Occasionally we have placed important results in the problems. We feel that students should not miss the material in Exercise 3 in "Vectors", Exercise 3 in "Inner Product and Euclidean Norm", Exercise 3 in "Projections", Exercise 1 in "Matrices", and Exercise 4 in "Matrices".

## Introduction

Linear algebra is a branch of mathematics that is used by engineers and applied scientists to design and analyze complex systems. Civil engineers use linear algebra to design and analyze load-bearing structures such as bridges. Mechanical engineers use linear algebra to design and analyze suspension systems, and electrical engineers use it to design and analyze electrical circuits. Electrical, biomedical, and aerospace engineers use linear algebra to enhance X rays, tomographs, and images from space. In this chapter and the next we study two common problems from electrical engineering and use linear algebra to solve them. The two problems are (i) electrical circuit analysis and (ii) coordinate transformations for computer graphics. The first of these applications requires us to understand the solution of linear systems of equations, and the second requires us to understand the representation of mathematical operators with matrices.

Much of linear algebra is concerned with systematic techniques for organizing and solving simultaneous linear equations by elimination and substitution. The following example illustrates the basic ideas that we intend to develop.

A woman steps onto a moving sidewalk at a large airport and stands while the moving sidewalk moves her forward at 1.2 meters/seconds. At the same time, a man begins walking against the motion of the sidewalk from the opposite end at 1.5 meters/second (relative to the sidewalk). If the moving sidewalk is 85 meters long, how far does each person travel (relative to the ground) before they pass each other?

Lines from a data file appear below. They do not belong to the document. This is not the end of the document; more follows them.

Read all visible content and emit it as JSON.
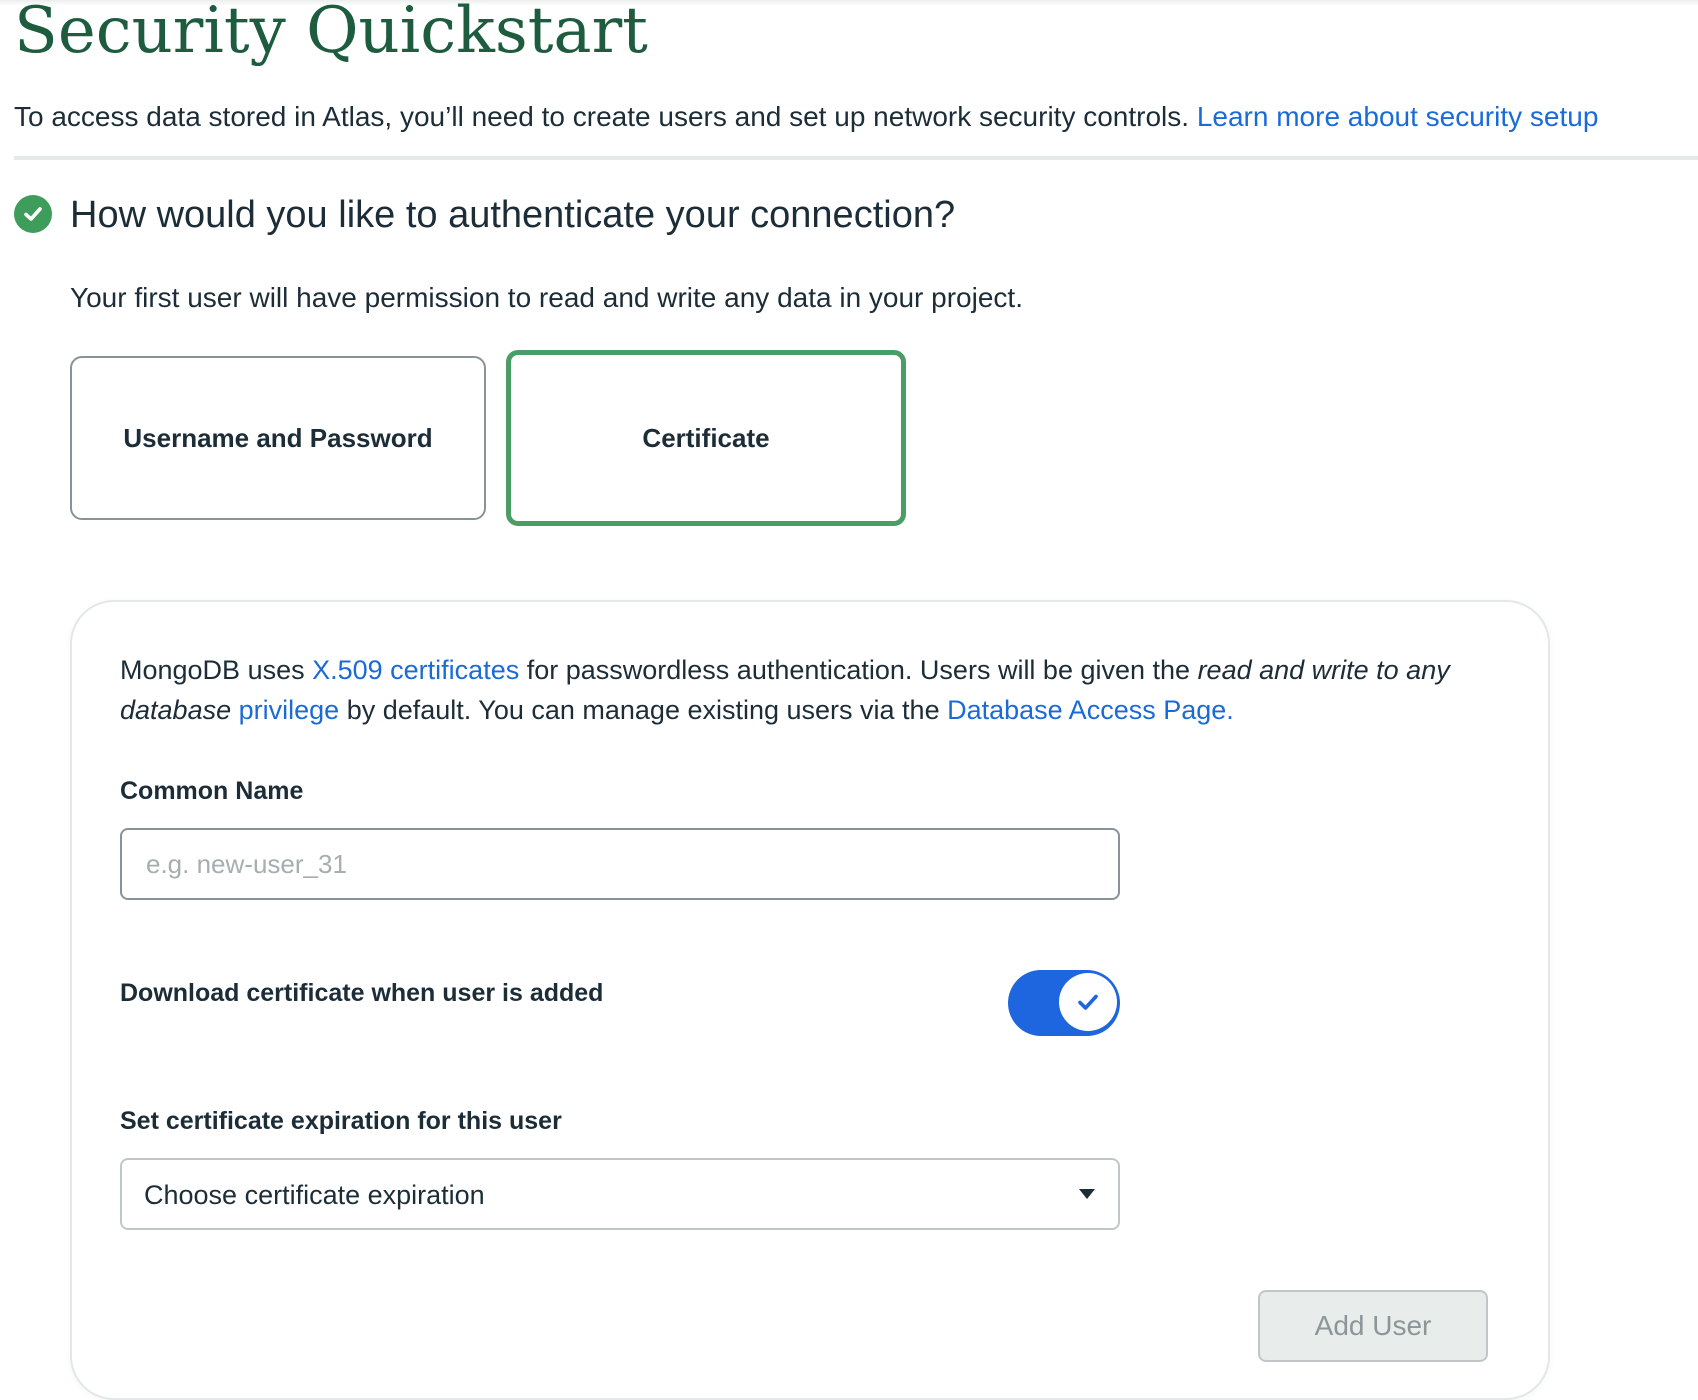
{
  "page": {
    "title": "Security Quickstart",
    "intro_text": "To access data stored in Atlas, you’ll need to create users and set up network security controls.",
    "intro_link": "Learn more about security setup"
  },
  "auth_section": {
    "title": "How would you like to authenticate your connection?",
    "description": "Your first user will have permission to read and write any data in your project.",
    "options": [
      {
        "label": "Username and Password",
        "selected": false
      },
      {
        "label": "Certificate",
        "selected": true
      }
    ]
  },
  "certificate_panel": {
    "description_parts": {
      "t1": "MongoDB uses ",
      "link1": "X.509 certificates",
      "t2": " for passwordless authentication. Users will be given the ",
      "italic1": "read and write to any database",
      "t3": " ",
      "link2": "privilege",
      "t4": " by default. You can manage existing users via the ",
      "link3": "Database Access Page."
    },
    "common_name_label": "Common Name",
    "common_name_value": "",
    "common_name_placeholder": "e.g. new-user_31",
    "download_label": "Download certificate when user is added",
    "download_enabled": true,
    "expiration_label": "Set certificate expiration for this user",
    "expiration_selected": "Choose certificate expiration",
    "add_user_label": "Add User",
    "add_user_enabled": false
  },
  "colors": {
    "title_green": "#1e5c3f",
    "selected_border": "#4a9d64",
    "check_green": "#3e9d5b",
    "link_blue": "#1a6bd8",
    "toggle_blue": "#1e66e0",
    "disabled_button_bg": "#e8edeb"
  },
  "icons": {
    "section_status": "check-circle-icon",
    "toggle_state": "check-icon",
    "select_caret": "caret-down-icon"
  }
}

To solve this problem, we first assign a variable to each unknown quantity. Let x1 be the distance traveled by the woman, and let x2 be the distance traveled by the man. The sum of the two distances is 85 meters, giving us one equation:

\[x_1+x_2=85 \nonumber \]

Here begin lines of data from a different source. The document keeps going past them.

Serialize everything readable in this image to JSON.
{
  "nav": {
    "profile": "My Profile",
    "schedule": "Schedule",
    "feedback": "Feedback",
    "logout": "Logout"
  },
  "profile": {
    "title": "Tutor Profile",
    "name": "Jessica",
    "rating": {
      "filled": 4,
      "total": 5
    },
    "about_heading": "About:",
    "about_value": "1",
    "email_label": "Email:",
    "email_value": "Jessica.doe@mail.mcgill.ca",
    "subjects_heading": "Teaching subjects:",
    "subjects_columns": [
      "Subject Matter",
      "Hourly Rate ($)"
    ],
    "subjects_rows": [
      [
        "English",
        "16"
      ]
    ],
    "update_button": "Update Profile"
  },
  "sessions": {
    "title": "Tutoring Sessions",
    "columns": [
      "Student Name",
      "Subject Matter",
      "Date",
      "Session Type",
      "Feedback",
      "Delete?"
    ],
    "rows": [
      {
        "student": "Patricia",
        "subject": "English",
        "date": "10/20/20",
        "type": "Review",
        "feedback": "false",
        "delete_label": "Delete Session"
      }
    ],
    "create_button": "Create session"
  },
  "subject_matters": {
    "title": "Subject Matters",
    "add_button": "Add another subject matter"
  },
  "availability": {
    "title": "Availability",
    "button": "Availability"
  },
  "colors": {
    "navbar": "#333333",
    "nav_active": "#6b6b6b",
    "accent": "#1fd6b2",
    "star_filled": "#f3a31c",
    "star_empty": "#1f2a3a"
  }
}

Our second equation is based on the time required before they pass. Time equals distance divided by rate, and the time is the same for both people:

\[\frac {x_1} {1.2} = \frac {x_2} {1.5−1.2} ⇒0.3x_1 − 1.2x_2 = 0 \nonumber \]

We may substitute the Equation \(\PageIndex{2}\) into the Equation \(\PageIndex{1}\) to obtain the result \(/frac {1.2} {0.3} x_2 + x_2 = 85\) or

\[5x_2=85 ⇒ x_2=17 \nonumber \]

Combining the result from Equation \(\PageIndex{3}\) with that of Equation \(\PageIndex{1}\), we find that

\[x_1=68 \nonumber \]

So the man travels 17 meters, and the woman travels 68 meters.

Equation \(\PageIndex{1}\) and Equation \(\PageIndex{2}\) are the key equations of Equation \(\PageIndex{1}\). They may be organized into the “matrix equation”

\[\begin{bmatrix} 1 & 1 \\ 0.3 & -1.2 \end{bmatrix} \begin{bmatrix} x_1 \\ x_2 \end{bmatrix} = \begin{bmatrix} 85 \\ 0 \end{bmatrix} \nonumber \]

The rules for matrix-vector multiplication are evidently

\[(1)x_1+(1)x_2 = 85 \nonumber \]

\[(0.3)x_1+(−1.2)x_2 = 0 \nonumber \]

Equation \(\PageIndex{2}\) and Equation \(\PageIndex{3}\) may be organized into the matrix equation

\[\begin{bmatrix} 0 & 0 \\ 0.3 & -1.2 \end{bmatrix} \begin{bmatrix} x_1 \\ x_2 \end{bmatrix} = \begin{bmatrix} 85 \\ 0 \end{bmatrix} \nonumber \]

This equation represents one partially solved form of Equation \(\PageIndex{5}\), wherein we have used the so-called Gauss elimination procedure to introduce a zero into the matrix equation in order to isolate one variable. The MATLAB software contains built-in procedures to implement Gauss elimination on much larger matrices. Thus MATLAB may be used to solve large systems of linear equations.

Before we can apply linear algebra to more interesting physical problems, we need to introduce the mathematical tools we will use.